Within the Grand Cru Classé list, wines were further ranked and placed in one of five divisions. The best of the best wines were assigned the highest rank of Premier Cru; only four wines, Château Latour, Château Lafite Rothschild, Château Margaux and Château Haut-Brion were deemed worthy. Of all the 61 great classified wines, all but one came from the Médoc region. The exception was the premier cru Château Haut-Brion, produced in Graves.
The 1855 list remained unchanged for over a hundred years until finally Mouton Rothschild was promoted to Premier Cru status in 1973, after decades of relentless lobbying by its powerful owner, Baron Philippe de Rothschild. Of lesser importance, in 1988 the premier cru Château Haut-Brion was changed in appellation from Graves to Pessac-Leognan to represent apparent changes in soil structure caused by the urbanisation of areas surrounding Bordeaux.

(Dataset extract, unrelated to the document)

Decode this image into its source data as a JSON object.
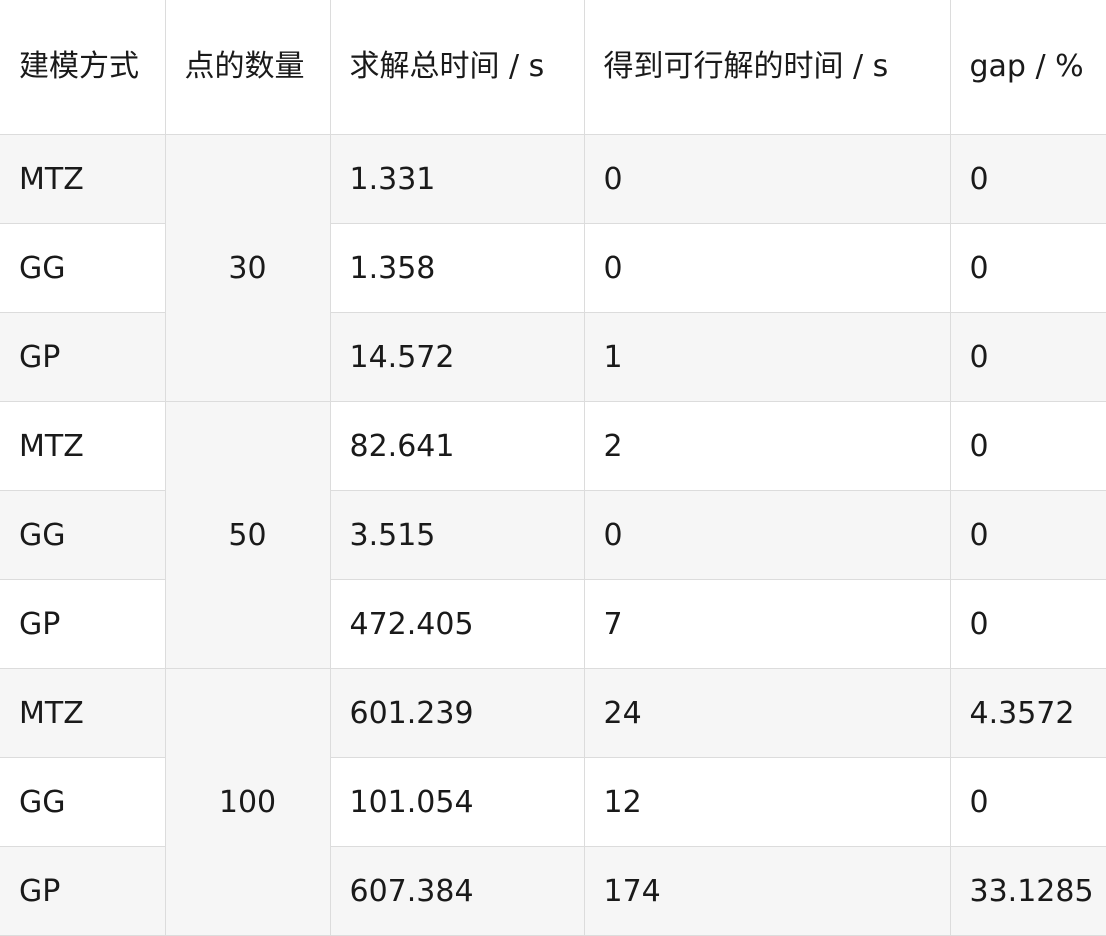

Also in 1855, 21 of the best sweet wines from Bordeaux were classified as Grand Crus Classés in a separate list. In the original classification, 9 wines (primarily from the Sauternes and Barsac regions) were classed as Premier Cru, while 11 were assigned the lower (though still prestigious) rank of Deuxième Cru (Second Growth). One wine (Château d'Yquem) was considered so great it was granted a special Premier Cru Supérieur classification.
With the exception of Château Haut-Brion from Graves, the 1855 Classification did not include producers in the regions of Graves, Saint-Émilion and Pomerol. For details on their own classification schemes, see their sections below.
Burgundy maintains its own classification scheme based on specific appellations. Although the terminology used is similar, the classification hierarchy is different and also attaches to the vineyards themselves. The most-highly rated vineyards are graded as Grand Cru, while those at the next level are classified as Premier Cru.
The communes of Bommes, Fargues and Preignac were once separate communes but now fall into the single commune of Sauternes.
After the Second World War the omission of wines of Graves from the official classification was having a negative effect on the price and desirability of wines from the region. To improve marketing the region announced in 1953 its own classification of red wines and one white wine, with more white wines added in 1959. Sixteen wines were given special classification.
Missing from the 1855 list, the Bordeaux region of Saint-Émilion offered its own classification in 1955 to improve market demand and prices. The Classification of Saint-Émilion wine differs from the 1855 list in that it is updated approximately every ten years based on new assessments of quality. For each new release of the classification, wines may be promoted or demoted within the list. A wine may even be removed entirely, while other unclassified wines may be added. In 2006, for example, eleven wines were removed from the list, six new wines added, and two existing wines promoted to a higher division.
The Saint-Émilion Classification currently labels 15 wines as First Growths. These Premiers Grands Crus Classés, subdivided into two further classes : A (2 wines) and B (13 wines). A further 64 wines are currently classified as Grands Crus Classés.